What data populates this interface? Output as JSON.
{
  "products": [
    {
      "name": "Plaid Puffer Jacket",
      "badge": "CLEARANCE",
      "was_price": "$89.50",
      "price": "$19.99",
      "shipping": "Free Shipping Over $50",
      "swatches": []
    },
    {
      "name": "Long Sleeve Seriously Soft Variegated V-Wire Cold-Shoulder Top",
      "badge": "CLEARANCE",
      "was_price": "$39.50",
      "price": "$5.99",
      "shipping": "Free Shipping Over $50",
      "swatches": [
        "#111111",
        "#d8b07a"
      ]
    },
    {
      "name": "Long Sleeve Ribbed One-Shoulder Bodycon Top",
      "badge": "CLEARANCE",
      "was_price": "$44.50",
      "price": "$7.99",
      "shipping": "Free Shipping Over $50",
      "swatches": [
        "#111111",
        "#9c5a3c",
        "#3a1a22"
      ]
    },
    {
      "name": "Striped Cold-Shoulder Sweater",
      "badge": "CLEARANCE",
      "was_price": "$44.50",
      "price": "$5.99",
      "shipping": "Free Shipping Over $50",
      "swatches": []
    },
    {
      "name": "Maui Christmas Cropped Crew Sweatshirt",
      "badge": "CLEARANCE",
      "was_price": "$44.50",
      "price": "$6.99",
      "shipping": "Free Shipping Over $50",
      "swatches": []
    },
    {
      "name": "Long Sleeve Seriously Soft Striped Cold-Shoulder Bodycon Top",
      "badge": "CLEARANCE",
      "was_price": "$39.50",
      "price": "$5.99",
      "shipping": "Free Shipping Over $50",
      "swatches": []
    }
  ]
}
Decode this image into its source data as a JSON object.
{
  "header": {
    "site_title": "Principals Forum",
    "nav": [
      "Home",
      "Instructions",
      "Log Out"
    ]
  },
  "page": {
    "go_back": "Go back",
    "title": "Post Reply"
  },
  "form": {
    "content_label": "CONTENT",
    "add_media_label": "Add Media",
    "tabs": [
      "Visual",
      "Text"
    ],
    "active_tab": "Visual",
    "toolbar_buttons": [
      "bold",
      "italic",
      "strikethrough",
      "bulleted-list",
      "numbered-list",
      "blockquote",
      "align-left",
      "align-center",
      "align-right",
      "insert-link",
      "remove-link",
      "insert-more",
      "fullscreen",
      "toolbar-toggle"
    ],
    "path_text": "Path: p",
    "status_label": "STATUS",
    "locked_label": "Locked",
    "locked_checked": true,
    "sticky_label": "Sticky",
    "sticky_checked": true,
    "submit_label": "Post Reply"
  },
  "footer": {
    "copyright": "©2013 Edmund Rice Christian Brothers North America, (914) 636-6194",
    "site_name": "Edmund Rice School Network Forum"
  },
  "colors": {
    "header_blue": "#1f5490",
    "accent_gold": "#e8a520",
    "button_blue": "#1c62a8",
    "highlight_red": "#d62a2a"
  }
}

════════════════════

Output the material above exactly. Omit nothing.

_Answer for this exercise_:
What data populates this interface? Output as JSON.
{
  "products": [
    {
      "name": "Plaid Puffer Jacket",
      "badge": "CLEARANCE",
      "was_price": "$89.50",
      "price": "$19.99",
      "shipping": "Free Shipping Over $50",
      "swatches": []
    },
    {
      "name": "Long Sleeve Seriously Soft Variegated V-Wire Cold-Shoulder Top",
      "badge": "CLEARANCE",
      "was_price": "$39.50",
      "price": "$5.99",
      "shipping": "Free Shipping Over $50",
      "swatches": [
        "#111111",
        "#d8b07a"
      ]
    },
    {
      "name": "Long Sleeve Ribbed One-Shoulder Bodycon Top",
      "badge": "CLEARANCE",
      "was_price": "$44.50",
      "price": "$7.99",
      "shipping": "Free Shipping Over $50",
      "swatches": [
        "#111111",
        "#9c5a3c",
        "#3a1a22"
      ]
    },
    {
      "name": "Striped Cold-Shoulder Sweater",
      "badge": "CLEARANCE",
      "was_price": "$44.50",
      "price": "$5.99",
      "shipping": "Free Shipping Over $50",
      "swatches": []
    },
    {
      "name": "Maui Christmas Cropped Crew Sweatshirt",
      "badge": "CLEARANCE",
      "was_price": "$44.50",
      "price": "$6.99",
      "shipping": "Free Shipping Over $50",
      "swatches": []
    },
    {
      "name": "Long Sleeve Seriously Soft Striped Cold-Shoulder Bodycon Top",
      "badge": "CLEARANCE",
      "was_price": "$39.50",
      "price": "$5.99",
      "shipping": "Free Shipping Over $50",
      "swatches": []
    }
  ]
}
Decode this image into its source data as a JSON object.
{
  "header": {
    "site_title": "Principals Forum",
    "nav": [
      "Home",
      "Instructions",
      "Log Out"
    ]
  },
  "page": {
    "go_back": "Go back",
    "title": "Post Reply"
  },
  "form": {
    "content_label": "CONTENT",
    "add_media_label": "Add Media",
    "tabs": [
      "Visual",
      "Text"
    ],
    "active_tab": "Visual",
    "toolbar_buttons": [
      "bold",
      "italic",
      "strikethrough",
      "bulleted-list",
      "numbered-list",
      "blockquote",
      "align-left",
      "align-center",
      "align-right",
      "insert-link",
      "remove-link",
      "insert-more",
      "fullscreen",
      "toolbar-toggle"
    ],
    "path_text": "Path: p",
    "status_label": "STATUS",
    "locked_label": "Locked",
    "locked_checked": true,
    "sticky_label": "Sticky",
    "sticky_checked": true,
    "submit_label": "Post Reply"
  },
  "footer": {
    "copyright": "©2013 Edmund Rice Christian Brothers North America, (914) 636-6194",
    "site_name": "Edmund Rice School Network Forum"
  },
  "colors": {
    "header_blue": "#1f5490",
    "accent_gold": "#e8a520",
    "button_blue": "#1c62a8",
    "highlight_red": "#d62a2a"
  }
}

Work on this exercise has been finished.